Käringen, Koster archipelago, Sweden 58:51 .292N 011:02.735E

Frans & Sarah Toonen
Tue 11 Jul 2017 17:00

Tuesday 11 July 2017. 2nm. One engine hour. No wind.

We set off from the anchorage intending to head south but instead decided to wind our way into the narrow channels amongst the tiny rocky islands south of South Koster. There are thousands of tiny rocks and we saw on the chart that there was a ‘deep’ bit (4-6m) right next to one. The ‘slot’ was about 10 meters wide and Frans drove very slowly forward to check the depth and then reversed out and turned Pelagia around so that we could go back in backwards and be head to wind for the anticipated southerly. We have to check depth by going forwards as the depth sounder is near the bow and if we strike the ground we then do so with the keel. If we went backwards we would strike with the rudder and this would cause damage to our steering mechanisms. The rock had metal rods/eyes fixed into it and we think perhaps the national park did this to assist visitors and prevent anchorage attempts as those could damage the sea bed. Our first mooring to rock was thus achieved and we were very sheltered because the hull was lower than the rock. 

Frans had hoped to do some underwater hull cleaning in the calm shallow waters whilst the sun was out but there were far too many jellyfish. In our slot we had over 30 just in one boat length. They are ‘Lion’s mane jellyfish’ (that’s Cyanea capillata to you Richard if you are reading this) and they thrive in cold oceans. Sweden is having an unusually cold summer and the water temperature is 3-5 degrees below summer average drawing the jellyfish further south than usual. 

We were only a mile from the little harbour of Kyrkosund on South Koster and as the weather was lovely and sunny we needed BBQ provisions so we went by dingy to the harbour and then walked the 3km to the shop and back. We have an electric outboard and charging this takes time even if you have shore power. We took the charger cable with us, found a power socket on the outside of a shed, tied the battery to a bench with a bike lock and the battery charged whilst we were off at the shop. When we got back we had neighbours on our rock and the lady said she had been at the same rock as a child. This is consistent with the ease we had observed when families of Swedes and Norwegians approach the ‘rock to’ moorings as they all jump off and scamper around very easily. Most are armed with metal spikes and hammers to create their own strong points as there are seldom trees or small rocks to secure to. The minimal tide and modest fetch in most areas foster this mooring approach. When we anchor there are usually a majority of boats against the rocks by choice. It wouldn’t work in Cornwall or Anglesey which is why it is so alien to the Brits. 

We had such sunny weather we stayed for 4 days relaxing. Strong south westerlies were forecast for Sunday and so we had to move on and try to get in to a marina for a few days - no mean feat in high season!

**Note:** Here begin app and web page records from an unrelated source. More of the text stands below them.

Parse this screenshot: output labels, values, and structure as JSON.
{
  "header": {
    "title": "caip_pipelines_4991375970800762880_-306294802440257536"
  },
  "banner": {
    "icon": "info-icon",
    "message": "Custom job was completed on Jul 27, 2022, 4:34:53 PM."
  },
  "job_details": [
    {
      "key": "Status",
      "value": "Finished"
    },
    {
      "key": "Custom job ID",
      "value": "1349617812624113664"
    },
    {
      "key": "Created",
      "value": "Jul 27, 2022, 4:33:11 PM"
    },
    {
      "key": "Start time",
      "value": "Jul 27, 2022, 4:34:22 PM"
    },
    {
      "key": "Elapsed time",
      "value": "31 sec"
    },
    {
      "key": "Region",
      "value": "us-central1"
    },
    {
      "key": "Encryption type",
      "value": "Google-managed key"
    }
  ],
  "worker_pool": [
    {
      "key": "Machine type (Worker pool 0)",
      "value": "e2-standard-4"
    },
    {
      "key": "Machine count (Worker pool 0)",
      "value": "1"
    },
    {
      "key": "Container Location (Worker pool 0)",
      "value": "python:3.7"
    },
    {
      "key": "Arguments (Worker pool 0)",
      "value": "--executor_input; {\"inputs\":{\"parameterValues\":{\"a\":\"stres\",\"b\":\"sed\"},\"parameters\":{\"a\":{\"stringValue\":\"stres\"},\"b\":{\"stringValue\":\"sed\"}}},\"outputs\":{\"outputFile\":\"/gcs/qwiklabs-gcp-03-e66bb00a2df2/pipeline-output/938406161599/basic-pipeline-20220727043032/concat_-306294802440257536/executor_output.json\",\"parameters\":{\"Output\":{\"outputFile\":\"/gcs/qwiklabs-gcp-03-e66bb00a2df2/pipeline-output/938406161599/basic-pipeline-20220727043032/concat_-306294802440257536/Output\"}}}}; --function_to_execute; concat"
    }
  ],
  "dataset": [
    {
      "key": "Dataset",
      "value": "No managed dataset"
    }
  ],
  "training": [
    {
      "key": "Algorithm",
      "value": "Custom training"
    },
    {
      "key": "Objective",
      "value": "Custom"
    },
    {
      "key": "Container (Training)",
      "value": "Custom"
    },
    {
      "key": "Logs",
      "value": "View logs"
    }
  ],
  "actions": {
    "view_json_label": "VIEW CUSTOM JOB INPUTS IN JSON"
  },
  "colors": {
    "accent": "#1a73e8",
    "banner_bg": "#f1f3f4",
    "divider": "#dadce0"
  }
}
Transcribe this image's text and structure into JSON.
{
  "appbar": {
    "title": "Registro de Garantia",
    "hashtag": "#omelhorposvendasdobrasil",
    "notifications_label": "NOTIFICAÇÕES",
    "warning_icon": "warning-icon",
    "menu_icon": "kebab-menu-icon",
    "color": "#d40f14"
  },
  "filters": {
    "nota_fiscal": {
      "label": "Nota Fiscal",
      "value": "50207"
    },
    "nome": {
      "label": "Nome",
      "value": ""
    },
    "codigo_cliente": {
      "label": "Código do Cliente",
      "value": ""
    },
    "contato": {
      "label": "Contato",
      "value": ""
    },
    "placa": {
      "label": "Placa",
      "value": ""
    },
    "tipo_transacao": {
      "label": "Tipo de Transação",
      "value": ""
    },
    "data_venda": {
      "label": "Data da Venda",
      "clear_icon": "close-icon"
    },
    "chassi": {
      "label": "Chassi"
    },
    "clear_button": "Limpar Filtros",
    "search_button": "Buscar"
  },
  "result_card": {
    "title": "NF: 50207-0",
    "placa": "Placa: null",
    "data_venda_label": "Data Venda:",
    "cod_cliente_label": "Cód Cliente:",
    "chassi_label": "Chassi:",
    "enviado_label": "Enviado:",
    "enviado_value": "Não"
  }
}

The rock slot

The storm cloud that passed nearby - we were able to watch the lightning then hurry in out of the rain.

Tree pipits were nesting on the rock - or the very small trees!

Cyanea capillata